TASK BRIEF: Of the lines below, report only those that contain "JSON".
(DATA SHOWN Opens)
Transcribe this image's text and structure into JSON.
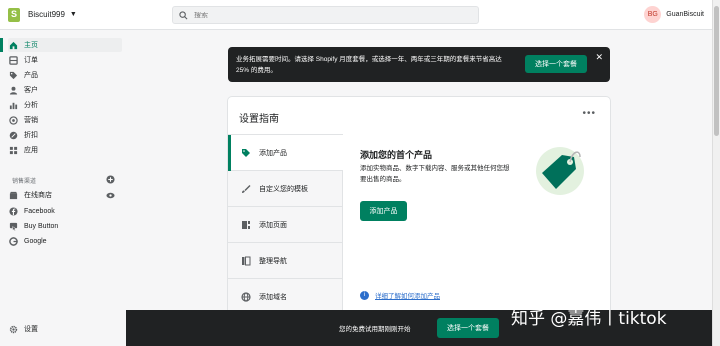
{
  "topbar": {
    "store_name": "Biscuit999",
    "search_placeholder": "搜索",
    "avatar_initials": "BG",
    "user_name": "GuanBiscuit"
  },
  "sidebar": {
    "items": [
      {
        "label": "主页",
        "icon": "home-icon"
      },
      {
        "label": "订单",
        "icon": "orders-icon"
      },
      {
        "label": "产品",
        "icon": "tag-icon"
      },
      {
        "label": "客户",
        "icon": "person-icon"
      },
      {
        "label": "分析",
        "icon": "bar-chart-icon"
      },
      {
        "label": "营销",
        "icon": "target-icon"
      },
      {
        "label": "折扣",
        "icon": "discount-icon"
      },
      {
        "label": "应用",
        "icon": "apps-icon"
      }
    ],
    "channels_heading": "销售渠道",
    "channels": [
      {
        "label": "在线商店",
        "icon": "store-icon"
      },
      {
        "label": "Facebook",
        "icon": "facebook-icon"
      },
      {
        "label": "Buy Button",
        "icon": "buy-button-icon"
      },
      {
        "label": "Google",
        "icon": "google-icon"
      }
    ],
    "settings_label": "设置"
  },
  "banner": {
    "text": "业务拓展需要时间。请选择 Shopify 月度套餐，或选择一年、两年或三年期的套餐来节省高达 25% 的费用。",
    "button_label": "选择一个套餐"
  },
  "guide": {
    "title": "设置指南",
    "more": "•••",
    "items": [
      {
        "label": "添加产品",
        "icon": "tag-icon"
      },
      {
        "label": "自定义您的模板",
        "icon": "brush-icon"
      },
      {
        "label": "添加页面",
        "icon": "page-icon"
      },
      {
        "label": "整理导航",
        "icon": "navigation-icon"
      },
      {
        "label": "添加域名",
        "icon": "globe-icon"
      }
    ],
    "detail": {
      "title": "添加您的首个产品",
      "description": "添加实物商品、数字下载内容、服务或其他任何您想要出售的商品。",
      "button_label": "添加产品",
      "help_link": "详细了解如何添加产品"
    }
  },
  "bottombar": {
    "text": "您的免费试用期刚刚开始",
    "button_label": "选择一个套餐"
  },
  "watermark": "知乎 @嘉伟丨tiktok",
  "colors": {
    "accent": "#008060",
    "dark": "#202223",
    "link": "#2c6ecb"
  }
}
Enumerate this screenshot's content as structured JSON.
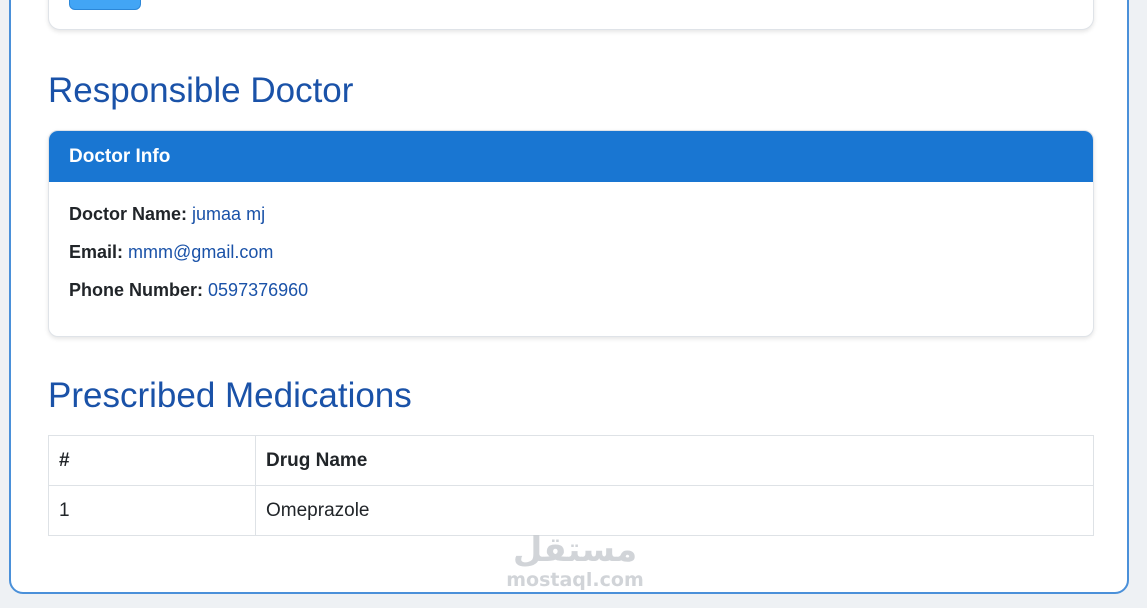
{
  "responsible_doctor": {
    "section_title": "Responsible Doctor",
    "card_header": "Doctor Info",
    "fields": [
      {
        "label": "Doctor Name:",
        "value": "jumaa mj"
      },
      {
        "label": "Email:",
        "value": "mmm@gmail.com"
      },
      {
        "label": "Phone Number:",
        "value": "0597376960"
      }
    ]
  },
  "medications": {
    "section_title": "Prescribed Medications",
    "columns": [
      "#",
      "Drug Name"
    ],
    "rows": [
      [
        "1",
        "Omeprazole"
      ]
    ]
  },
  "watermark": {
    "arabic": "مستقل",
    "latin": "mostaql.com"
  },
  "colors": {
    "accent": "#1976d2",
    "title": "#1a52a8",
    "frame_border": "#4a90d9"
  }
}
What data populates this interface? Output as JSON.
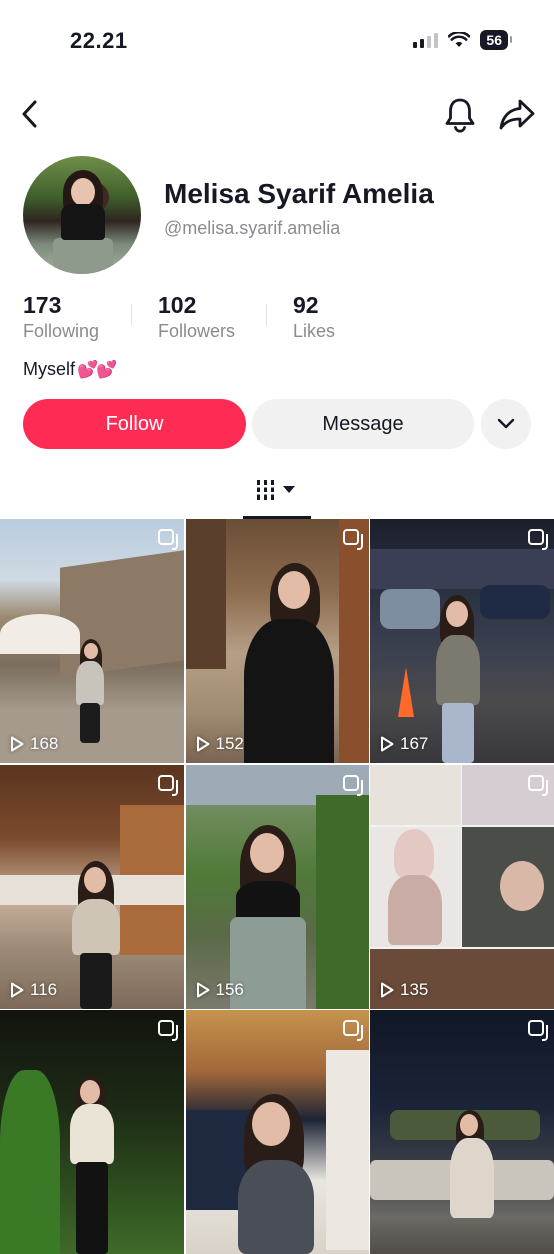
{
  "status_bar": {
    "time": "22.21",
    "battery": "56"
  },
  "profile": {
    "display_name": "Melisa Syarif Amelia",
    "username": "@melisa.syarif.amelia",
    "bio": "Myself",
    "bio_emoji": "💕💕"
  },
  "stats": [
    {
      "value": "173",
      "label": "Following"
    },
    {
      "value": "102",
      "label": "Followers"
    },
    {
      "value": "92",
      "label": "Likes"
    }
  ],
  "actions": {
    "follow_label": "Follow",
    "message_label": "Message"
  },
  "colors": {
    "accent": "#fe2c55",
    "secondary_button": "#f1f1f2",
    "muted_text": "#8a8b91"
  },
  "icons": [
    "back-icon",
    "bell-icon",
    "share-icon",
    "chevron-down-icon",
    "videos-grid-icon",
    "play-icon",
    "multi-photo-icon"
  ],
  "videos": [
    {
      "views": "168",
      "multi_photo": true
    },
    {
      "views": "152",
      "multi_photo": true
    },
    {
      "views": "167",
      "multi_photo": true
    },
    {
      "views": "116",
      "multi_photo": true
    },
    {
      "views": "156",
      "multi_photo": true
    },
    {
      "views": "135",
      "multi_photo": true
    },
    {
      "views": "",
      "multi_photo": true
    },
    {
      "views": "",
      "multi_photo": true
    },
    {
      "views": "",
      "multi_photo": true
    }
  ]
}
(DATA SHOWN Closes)
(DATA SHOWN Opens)
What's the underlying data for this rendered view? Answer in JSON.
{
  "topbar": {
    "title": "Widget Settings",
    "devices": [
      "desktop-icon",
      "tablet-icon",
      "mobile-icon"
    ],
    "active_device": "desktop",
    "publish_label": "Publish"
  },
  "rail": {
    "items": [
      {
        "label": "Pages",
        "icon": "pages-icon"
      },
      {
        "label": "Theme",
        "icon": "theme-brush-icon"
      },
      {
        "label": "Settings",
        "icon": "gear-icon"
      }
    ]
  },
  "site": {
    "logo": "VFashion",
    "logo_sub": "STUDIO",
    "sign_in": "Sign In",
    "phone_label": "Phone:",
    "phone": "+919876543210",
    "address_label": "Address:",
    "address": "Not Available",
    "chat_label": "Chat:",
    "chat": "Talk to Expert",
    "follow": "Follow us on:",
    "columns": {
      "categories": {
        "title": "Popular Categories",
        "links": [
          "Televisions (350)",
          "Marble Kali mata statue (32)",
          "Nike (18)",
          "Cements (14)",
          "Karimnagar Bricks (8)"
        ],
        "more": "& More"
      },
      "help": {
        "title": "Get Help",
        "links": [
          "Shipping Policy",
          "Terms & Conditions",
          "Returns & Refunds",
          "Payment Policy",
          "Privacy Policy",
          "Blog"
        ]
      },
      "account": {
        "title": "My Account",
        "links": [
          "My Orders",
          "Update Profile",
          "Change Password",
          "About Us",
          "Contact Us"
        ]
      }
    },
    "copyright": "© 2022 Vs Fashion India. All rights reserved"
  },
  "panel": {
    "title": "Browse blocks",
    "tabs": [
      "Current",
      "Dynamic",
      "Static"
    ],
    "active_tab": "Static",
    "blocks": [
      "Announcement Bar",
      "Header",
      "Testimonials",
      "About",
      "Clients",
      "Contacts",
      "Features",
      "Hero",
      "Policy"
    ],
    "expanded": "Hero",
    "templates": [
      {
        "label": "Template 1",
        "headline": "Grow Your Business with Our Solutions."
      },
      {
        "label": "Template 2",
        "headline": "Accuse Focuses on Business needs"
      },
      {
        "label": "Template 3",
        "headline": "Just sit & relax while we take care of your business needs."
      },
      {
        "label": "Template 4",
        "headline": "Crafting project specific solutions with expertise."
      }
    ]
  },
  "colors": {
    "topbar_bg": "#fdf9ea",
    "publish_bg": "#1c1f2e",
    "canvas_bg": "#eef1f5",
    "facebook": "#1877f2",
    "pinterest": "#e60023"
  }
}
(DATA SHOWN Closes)
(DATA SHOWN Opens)
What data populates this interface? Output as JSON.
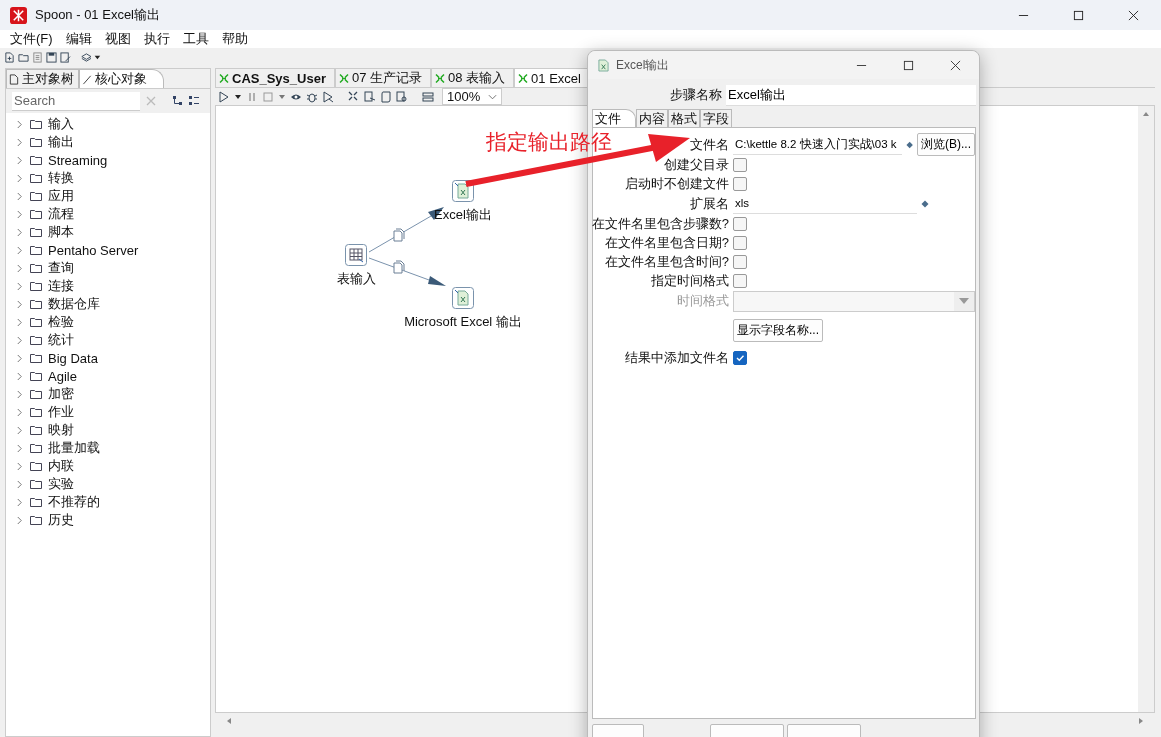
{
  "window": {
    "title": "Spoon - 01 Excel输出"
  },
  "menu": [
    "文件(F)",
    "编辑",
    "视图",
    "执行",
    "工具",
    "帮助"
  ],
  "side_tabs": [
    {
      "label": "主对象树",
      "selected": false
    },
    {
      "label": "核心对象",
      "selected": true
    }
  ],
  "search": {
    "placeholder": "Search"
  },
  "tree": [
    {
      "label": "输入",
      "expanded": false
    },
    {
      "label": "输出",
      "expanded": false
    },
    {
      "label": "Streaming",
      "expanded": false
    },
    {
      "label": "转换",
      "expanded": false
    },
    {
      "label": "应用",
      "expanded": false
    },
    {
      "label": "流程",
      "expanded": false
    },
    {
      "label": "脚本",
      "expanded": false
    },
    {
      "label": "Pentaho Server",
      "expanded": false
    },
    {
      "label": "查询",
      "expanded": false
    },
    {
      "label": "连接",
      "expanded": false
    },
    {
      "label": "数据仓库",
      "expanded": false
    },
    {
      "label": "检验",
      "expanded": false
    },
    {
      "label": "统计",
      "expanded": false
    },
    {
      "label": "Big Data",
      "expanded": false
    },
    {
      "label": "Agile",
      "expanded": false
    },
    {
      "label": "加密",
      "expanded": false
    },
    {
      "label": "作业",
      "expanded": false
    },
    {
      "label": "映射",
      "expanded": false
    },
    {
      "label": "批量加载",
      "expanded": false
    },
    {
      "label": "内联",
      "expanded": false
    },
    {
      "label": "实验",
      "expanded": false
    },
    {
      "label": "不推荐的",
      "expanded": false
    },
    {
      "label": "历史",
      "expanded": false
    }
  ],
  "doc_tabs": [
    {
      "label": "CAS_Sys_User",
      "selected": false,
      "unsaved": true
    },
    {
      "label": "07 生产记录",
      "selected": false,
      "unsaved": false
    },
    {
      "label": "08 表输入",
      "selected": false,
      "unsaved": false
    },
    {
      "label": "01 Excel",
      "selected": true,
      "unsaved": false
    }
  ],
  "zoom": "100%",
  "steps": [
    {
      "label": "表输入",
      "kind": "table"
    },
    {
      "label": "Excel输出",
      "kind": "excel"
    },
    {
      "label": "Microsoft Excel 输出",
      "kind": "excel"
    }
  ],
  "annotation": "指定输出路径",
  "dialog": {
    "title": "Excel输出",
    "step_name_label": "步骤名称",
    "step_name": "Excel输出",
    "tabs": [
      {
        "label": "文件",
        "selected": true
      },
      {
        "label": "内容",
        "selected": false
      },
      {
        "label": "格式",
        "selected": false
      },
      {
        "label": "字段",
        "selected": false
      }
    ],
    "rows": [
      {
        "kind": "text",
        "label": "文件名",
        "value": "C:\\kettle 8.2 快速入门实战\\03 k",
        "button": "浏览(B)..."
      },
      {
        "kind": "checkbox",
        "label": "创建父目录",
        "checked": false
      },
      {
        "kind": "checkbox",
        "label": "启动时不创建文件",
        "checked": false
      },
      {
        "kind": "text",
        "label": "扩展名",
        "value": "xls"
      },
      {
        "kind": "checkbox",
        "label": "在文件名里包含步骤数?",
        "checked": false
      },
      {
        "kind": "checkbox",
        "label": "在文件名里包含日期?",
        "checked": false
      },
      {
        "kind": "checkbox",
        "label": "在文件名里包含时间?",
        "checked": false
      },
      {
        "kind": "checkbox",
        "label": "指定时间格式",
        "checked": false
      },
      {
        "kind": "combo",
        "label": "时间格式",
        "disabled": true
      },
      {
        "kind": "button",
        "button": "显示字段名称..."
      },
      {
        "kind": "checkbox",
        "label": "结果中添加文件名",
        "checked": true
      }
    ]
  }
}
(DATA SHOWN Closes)
OUTPUT FOR THIS EXERCISE:
Transcribe this image's text and structure into JSON.
Enumerate this screenshot's content as structured JSON.
What data populates this interface? Output as JSON.
What's the underlying data for this rendered view? Answer in JSON.
What data populates this interface? Output as JSON.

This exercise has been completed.